This, plus other announcements, shows that the efforts continue today to deliver better internet coverage to these types of communities. (Also read: What is the difference between mobile and wireless?)

Improvements in Global Internet Access

In terms of actual improvement, new numbers indicate that 73% of Indonesians now have access to Internet services. That's a big jump from where the country stood in 2015.

Furthermore, officials and academics are still researching how to improve access even more. A World Bank blog in 2022 talks about factors in online inequity across Indonesia, including age, higher education and location in urban or rural environments.

“By improving access to the global digital marketplace and expanding road access to remote villages, Indonesia can reduce price disparities between urban and rural markets that arise from expensive logistic or travel costs,” the authors write. “In addition, specific educational programs for low-income families can ensure that children are able to learn digital skills to avoid intergenerational transmission of ‘digital poverty’ and lack of digital opportunities.”

Programs like these point to the specific needs of subgroups to better penetrate communities with less Internet access.

Action Plans for Affordable Internet Around the Globe

So what else is happening now when it comes to redefining internet access initiatives?

Some of the groups looking at internet equity are bullish on efforts to improve global access: for example, the Internet Society reveals its own action plan taking place in 2022 that includes things like:

  • Deploying new community networks.
  • Improving existing networks.
  • Delivering infrastructure and resources.
  • Training.
  • Fostering sustainable infrastructure.
  • Building new technical communities.

There’s also the prospect of measuring rates of success through the Pulse platform maintained by the society and various stakeholders intent on reaching more of the world’s citizens with online access.

Not to be outdone, private sector parties are also contributing to better global Internet access. This is exemplified in reporting from TNW talking about Talk360 working on affordable Internet for marginalized communities:

“Minimizing the trust deficit is key when bringing relevant solutions to these people,” says Talk360 CEO Hans Osnabrugge in a rare address of the actual relationship context of delivering these services. “Trust does not come easy, especially if your trust is broken too often, and/or your community is neglected by companies and government.”

That’s something carriers and corporations should consider carefully in any market, factoring in concerns like cost, ease of use and customer support. (Also read: 10 Strictest Data Privacy Laws By Country in 2022.)

Conclusion

The vanguard of companies and organizations working on global internet access have shuttered some programs and gone back to the drawing board, but they continue to make advances in delivering better internet connectivity to more of those places that were previously known as "internet dark zones" around the globe.

Advertisement

Share This Article

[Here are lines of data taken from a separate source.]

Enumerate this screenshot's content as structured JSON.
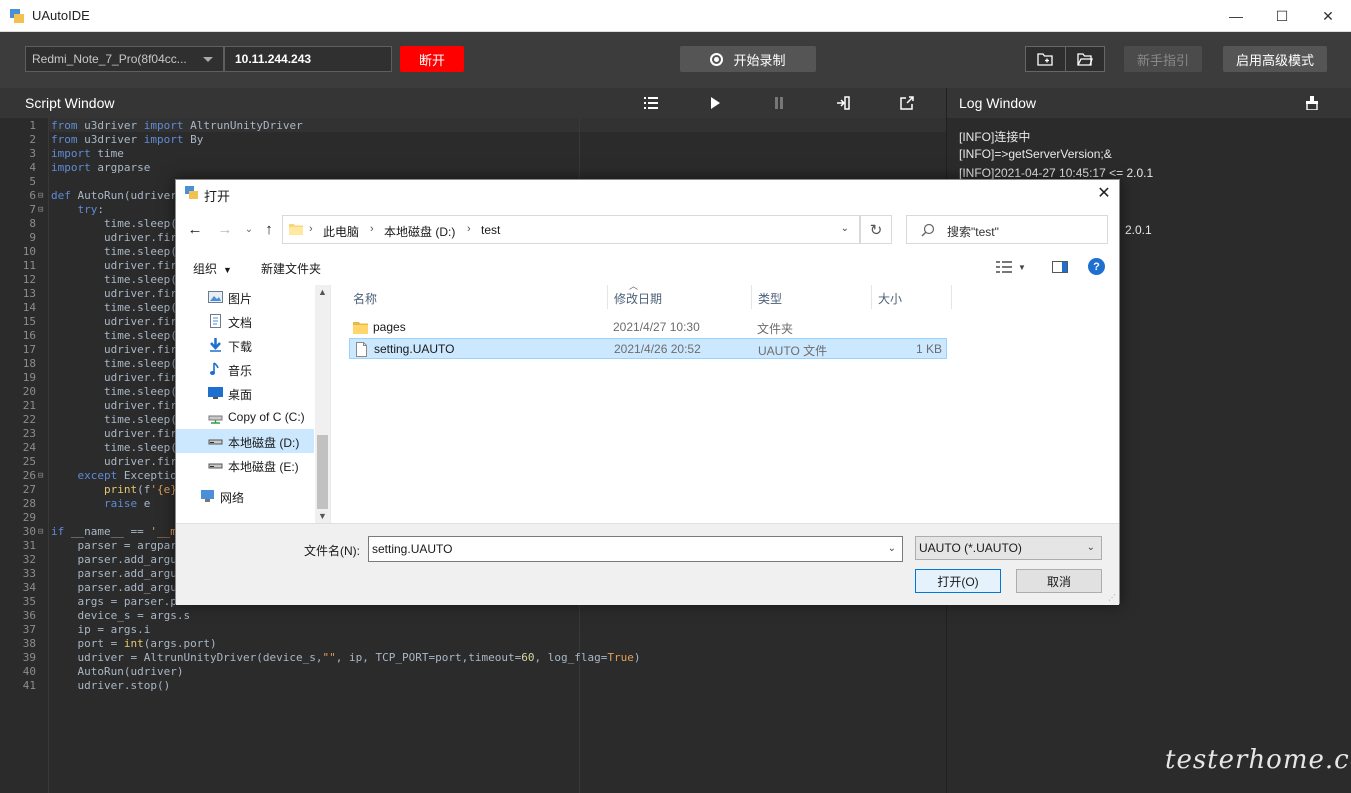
{
  "window": {
    "title": "UAutoIDE",
    "controls": [
      "—",
      "☐",
      "✕"
    ]
  },
  "toolbar": {
    "device": "Redmi_Note_7_Pro(8f04cc...",
    "ip": "10.11.244.243",
    "disconnect_label": "断开",
    "record_label": "开始录制",
    "guide_label": "新手指引",
    "advanced_label": "启用高级模式",
    "colors": {
      "disconnect": "#ff0000",
      "background": "#3c3c3c"
    }
  },
  "script_panel": {
    "title": "Script Window",
    "icons": [
      "list-icon",
      "play-icon",
      "pause-icon",
      "export-icon",
      "open-external-icon"
    ]
  },
  "log_panel": {
    "title": "Log Window",
    "lines": [
      "[INFO]连接中",
      "[INFO]=>getServerVersion;&",
      "[INFO]2021-04-27 10:45:17 <= 2.0.1",
      "2.0.1"
    ]
  },
  "editor": {
    "lines": [
      "from u3driver import AltrunUnityDriver",
      "from u3driver import By",
      "import time",
      "import argparse",
      "",
      "def AutoRun(udriver",
      "    try:",
      "        time.sleep(",
      "        udriver.fir",
      "        time.sleep(",
      "        udriver.fir",
      "        time.sleep(",
      "        udriver.fir",
      "        time.sleep(",
      "        udriver.fir",
      "        time.sleep(",
      "        udriver.fir",
      "        time.sleep(",
      "        udriver.fir",
      "        time.sleep(",
      "        udriver.fir",
      "        time.sleep(",
      "        udriver.fir",
      "        time.sleep(",
      "        udriver.fir",
      "    except Exception",
      "        print(f'{e}",
      "        raise e",
      "",
      "if __name__ == '__m",
      "    parser = argpar",
      "    parser.add_argu",
      "    parser.add_argu",
      "    parser.add_argu",
      "    args = parser.p",
      "    device_s = args.s",
      "    ip = args.i",
      "    port = int(args.port)",
      "    udriver = AltrunUnityDriver(device_s,\"\", ip, TCP_PORT=port,timeout=60, log_flag=True)",
      "    AutoRun(udriver)",
      "    udriver.stop()"
    ]
  },
  "dialog": {
    "title": "打开",
    "breadcrumb": [
      "此电脑",
      "本地磁盘 (D:)",
      "test"
    ],
    "search_placeholder": "搜索\"test\"",
    "organize_label": "组织",
    "new_folder_label": "新建文件夹",
    "nav_items": [
      {
        "label": "图片",
        "icon": "pictures-icon"
      },
      {
        "label": "文档",
        "icon": "documents-icon"
      },
      {
        "label": "下载",
        "icon": "downloads-icon"
      },
      {
        "label": "音乐",
        "icon": "music-icon"
      },
      {
        "label": "桌面",
        "icon": "desktop-icon"
      },
      {
        "label": "Copy of C (C:)",
        "icon": "network-drive-icon"
      },
      {
        "label": "本地磁盘 (D:)",
        "icon": "drive-icon"
      },
      {
        "label": "本地磁盘 (E:)",
        "icon": "drive-icon"
      },
      {
        "label": "网络",
        "icon": "network-icon"
      }
    ],
    "columns": [
      "名称",
      "修改日期",
      "类型",
      "大小"
    ],
    "files": [
      {
        "name": "pages",
        "date": "2021/4/27 10:30",
        "type": "文件夹",
        "size": "",
        "icon": "folder-icon"
      },
      {
        "name": "setting.UAUTO",
        "date": "2021/4/26 20:52",
        "type": "UAUTO 文件",
        "size": "1 KB",
        "icon": "file-icon"
      }
    ],
    "filename_label": "文件名(N):",
    "filename_value": "setting.UAUTO",
    "filetype_value": "UAUTO (*.UAUTO)",
    "open_label": "打开(O)",
    "cancel_label": "取消"
  },
  "watermark": "testerhome.com"
}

  • Facebook
  • LinkedIn
  • Twitter
Advertisement

Written by Justin Stoltzfus | Contributor, Reviewer

Profile Picture of Justin Stoltzfus

Justin Stoltzfus is a freelance writer for various Web and print publications. His work has appeared in online magazines including Preservation Online, a project of the National Historic Trust, and many other venues.

Related Articles

Go back to top